The nature of the Kingdom of God is that it is always increasing. We can see that in many of the parables concerning God’s Kingdom.

Another parable He put forth to them, saying: “The kingdom of heaven is like a mustard seed, which a man took and sowed in his field, which indeed is the least of all the seeds; but when it is grown it is greater than the herbs and becomes a tree, so that the birds of the air come and nest in its branches.” (Matthew 13:31-33)

Isiah also testified to this when he prophesied the coming Messiah hundreds of years before the event:

For unto us a Child is born, unto us a Son is given; and the government will be upon His shoulder. And His name will be called Wonderful, Counselor, Mighty God, Everlasting Father, Prince of Peace.

Of the increase of His government and peace there will be no end… (Isaiah 9:6-7a)

The Kingdom is always meant to advance in us individually and corporately as the Lord takes us from “glory to glory” (2 Corinthians 3:18) and from “faith to faith” (Romans 1:17).

One of the key ingredients in this process of increase is inheritance. Inheritance is the link between the generations. It is what each generation receives from the previous generation and then what they pass on to the next.  When one generation has been fruitful and multiplies, the next generation starts out ahead of where they otherwise would have had to start in a certain area of life (e.g., a financial inheritance would enable a young couple to buy a house or a car much earlier than they could have if they had to depend only on their income).

If we understand that an inheritance can establish and enable each generation to advance the Kingdom, we become aware of the responsibility that comes with it.  When we receive an inheritance we are freely getting what someone else bought with a price. The principle of inheritance makes each generation responsible to both receive and honor what has been passed on from the previous generation and then to pay their own price to make it grow so that the next generation starts out ahead of them. The ceiling of one generation becomes the floor of the next. This requires us to be aware that our actions can affect generations ahead of us.

“Years ago there were two men, Jonathan Edwards and Max Jukes. These two men lived contemporarily and their family history was traced for a certain number of generations. Max was a drunken criminal. Max has 1,026 descendants. 300 were in prison. 190 were prostitutes, and 68- were alcoholics. Jonathan Edwards had 929 descendants by contrast and 430 were ministers of the gospel. 86 were university professors, 13 university presidents, 73 wrote good books, 7 elected to congress and 1 a vice-president of the United Stares. Tell me that generations are not affected by what we do.”

We can see from the above story the effect that righteousness will have on the way we think because “a righteous man leaves an inheritance to his children’s children” (Proverbs 13:22).
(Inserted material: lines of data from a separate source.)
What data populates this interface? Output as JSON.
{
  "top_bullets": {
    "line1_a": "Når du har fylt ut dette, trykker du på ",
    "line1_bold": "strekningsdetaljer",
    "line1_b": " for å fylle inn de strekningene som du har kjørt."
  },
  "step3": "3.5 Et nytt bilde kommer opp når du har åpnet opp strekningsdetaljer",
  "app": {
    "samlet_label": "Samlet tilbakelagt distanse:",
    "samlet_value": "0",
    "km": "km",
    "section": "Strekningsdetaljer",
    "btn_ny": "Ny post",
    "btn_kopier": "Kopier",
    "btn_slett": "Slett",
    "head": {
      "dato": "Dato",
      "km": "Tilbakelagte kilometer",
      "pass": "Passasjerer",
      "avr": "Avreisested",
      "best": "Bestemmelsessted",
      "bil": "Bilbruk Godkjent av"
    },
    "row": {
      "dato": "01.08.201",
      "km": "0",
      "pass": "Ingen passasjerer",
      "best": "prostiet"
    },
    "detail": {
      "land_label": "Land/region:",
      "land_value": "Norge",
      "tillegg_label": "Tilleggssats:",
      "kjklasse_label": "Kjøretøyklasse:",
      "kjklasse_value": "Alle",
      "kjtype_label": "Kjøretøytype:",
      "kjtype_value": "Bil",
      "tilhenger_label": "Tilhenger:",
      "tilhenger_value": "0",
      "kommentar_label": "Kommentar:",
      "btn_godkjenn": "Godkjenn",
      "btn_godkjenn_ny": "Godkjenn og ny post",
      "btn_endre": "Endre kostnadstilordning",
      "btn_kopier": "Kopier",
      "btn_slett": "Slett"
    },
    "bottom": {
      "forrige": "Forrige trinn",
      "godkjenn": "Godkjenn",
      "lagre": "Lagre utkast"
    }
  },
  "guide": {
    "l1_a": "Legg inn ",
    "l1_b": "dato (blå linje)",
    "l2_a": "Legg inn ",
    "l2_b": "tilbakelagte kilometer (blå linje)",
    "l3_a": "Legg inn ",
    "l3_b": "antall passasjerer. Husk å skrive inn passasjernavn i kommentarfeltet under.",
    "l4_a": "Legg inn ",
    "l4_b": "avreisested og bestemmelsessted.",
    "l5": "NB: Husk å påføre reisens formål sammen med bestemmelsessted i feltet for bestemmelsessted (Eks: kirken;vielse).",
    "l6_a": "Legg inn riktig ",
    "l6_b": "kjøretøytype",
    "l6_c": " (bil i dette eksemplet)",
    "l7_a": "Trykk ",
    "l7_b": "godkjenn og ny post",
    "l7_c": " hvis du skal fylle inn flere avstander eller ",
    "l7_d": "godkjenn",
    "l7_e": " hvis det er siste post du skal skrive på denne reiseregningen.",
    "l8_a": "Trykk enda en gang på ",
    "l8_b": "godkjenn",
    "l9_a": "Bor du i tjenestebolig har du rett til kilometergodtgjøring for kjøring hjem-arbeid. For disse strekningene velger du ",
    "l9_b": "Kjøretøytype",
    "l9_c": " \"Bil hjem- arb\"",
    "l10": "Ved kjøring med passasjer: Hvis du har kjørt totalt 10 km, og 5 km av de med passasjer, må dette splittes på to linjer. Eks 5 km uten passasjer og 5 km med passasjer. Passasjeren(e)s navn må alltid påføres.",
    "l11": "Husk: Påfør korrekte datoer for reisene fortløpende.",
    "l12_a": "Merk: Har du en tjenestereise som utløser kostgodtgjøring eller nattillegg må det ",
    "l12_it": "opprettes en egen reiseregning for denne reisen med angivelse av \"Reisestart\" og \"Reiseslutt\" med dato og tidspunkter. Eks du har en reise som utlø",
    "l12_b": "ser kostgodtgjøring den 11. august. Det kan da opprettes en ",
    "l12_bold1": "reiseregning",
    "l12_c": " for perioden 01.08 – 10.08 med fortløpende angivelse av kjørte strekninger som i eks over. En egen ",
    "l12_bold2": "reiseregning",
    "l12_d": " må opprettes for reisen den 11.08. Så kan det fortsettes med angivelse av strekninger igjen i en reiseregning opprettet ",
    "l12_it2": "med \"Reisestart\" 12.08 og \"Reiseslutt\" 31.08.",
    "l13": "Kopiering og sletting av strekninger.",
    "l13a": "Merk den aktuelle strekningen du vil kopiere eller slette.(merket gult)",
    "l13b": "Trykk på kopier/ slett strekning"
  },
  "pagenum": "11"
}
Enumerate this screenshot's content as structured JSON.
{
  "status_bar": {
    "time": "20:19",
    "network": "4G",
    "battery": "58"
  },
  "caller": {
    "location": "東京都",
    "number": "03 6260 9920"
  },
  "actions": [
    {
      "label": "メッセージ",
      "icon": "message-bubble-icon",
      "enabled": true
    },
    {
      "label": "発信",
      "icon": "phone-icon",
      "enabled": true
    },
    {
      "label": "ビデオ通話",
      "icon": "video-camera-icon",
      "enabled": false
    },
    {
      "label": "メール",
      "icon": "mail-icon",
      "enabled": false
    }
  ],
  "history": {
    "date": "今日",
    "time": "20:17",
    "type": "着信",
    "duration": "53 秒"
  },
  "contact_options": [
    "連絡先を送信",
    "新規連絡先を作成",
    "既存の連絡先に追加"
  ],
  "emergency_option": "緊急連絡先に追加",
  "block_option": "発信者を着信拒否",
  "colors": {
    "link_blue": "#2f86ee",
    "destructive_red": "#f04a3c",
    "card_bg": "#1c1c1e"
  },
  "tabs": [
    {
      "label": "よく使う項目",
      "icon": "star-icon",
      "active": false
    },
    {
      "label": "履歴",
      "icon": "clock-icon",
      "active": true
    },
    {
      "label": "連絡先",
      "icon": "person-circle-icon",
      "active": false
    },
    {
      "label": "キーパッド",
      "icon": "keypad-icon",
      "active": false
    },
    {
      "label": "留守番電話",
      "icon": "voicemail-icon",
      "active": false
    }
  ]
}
One of the keys that enables one generation to give an inheritance and the next generation to receive it, is honor.  Honor joins the generations. A culture of honor is not only a vital ingredient in unity, it is also an important Kingdom value that enables us to receive life.

“Honor your father and your mother, so that you may live long in the land the LORD your God is giving you” (Exodus 20:12).

It is important to note the relationship between life and honor. Honor creates a highway on which life travels, and it is a key virtue in creating and maintaining and advancing Kingdom culture.

God’s heart is that we continue from one generation to the next. In everything He has done with us, His heart is that the next generation would be aware of His power, His deliverance, His love, His grace, and His might, and that the next generation would go beyond where the previous generation has been. Let us meditate on the following Scriptures for this truth to become a reality in our lives:

  • Psalm 22:30-31
  • Psalm 48:12-14
  • Psalm 71:18, 28
  • Psalm 102:18
  • Psalm 145:4-7, 11-13